As strong as the market has performed during the past couple of years, there are potential threats to the city’s hotel performance beyond increasing supply.
First, there are signs Chile’s stalwart economy could be due for a hiccup, which could mean a hiccup for Santiago hotels, too.
|Exterior shot of the 293-room Crowne Plaza Santiago.
The country’s economy is tied closely to mining activity, especially copper mining. But copper futures dropped by as much as 1% to US$8,870 per metric ton on 6 September on worries that European countries will be unable to control respective mounting debt crises, according to a Bloomberg report.
Second, the cost of land is increasing at a fast pace, Hilton’s Potter said.
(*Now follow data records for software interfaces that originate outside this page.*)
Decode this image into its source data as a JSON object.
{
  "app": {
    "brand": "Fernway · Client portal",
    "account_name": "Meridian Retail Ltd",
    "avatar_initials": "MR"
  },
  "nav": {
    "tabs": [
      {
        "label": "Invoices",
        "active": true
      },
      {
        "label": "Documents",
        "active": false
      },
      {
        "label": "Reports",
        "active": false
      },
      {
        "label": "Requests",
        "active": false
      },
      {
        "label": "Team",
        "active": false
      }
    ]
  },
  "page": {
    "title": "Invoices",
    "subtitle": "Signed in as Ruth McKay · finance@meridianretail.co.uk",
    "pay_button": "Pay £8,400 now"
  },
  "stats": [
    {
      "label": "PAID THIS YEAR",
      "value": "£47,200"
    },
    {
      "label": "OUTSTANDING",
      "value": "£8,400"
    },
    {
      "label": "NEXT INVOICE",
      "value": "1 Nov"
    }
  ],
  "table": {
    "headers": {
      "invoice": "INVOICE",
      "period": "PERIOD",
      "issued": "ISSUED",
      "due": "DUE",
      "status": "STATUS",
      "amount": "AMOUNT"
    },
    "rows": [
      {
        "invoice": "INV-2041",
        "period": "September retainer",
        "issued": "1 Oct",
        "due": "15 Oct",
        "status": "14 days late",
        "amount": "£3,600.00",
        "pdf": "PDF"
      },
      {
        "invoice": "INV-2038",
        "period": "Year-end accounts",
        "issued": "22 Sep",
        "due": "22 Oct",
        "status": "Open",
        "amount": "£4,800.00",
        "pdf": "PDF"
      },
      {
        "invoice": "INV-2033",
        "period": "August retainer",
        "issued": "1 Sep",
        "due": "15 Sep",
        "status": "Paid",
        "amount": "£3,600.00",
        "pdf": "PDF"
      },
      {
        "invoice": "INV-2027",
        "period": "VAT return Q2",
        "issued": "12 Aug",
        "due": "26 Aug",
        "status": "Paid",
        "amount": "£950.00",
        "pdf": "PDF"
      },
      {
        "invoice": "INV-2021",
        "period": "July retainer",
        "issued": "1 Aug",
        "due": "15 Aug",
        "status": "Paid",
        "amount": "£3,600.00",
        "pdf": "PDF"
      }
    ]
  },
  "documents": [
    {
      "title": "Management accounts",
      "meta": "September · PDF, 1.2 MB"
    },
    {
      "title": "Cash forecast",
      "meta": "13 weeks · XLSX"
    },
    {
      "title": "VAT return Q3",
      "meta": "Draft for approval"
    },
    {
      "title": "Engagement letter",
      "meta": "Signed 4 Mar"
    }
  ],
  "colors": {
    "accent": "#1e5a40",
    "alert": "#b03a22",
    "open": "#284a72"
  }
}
Such increases could stymie develop. “Cost of land is an issue,” he said.
Despite these headwinds, de Kousemaeker said the outlook for Santiago hotels during the next 12 months is “rising.”
“All things being equal, Santiago will continue to grow in the foreseeable future,” he said.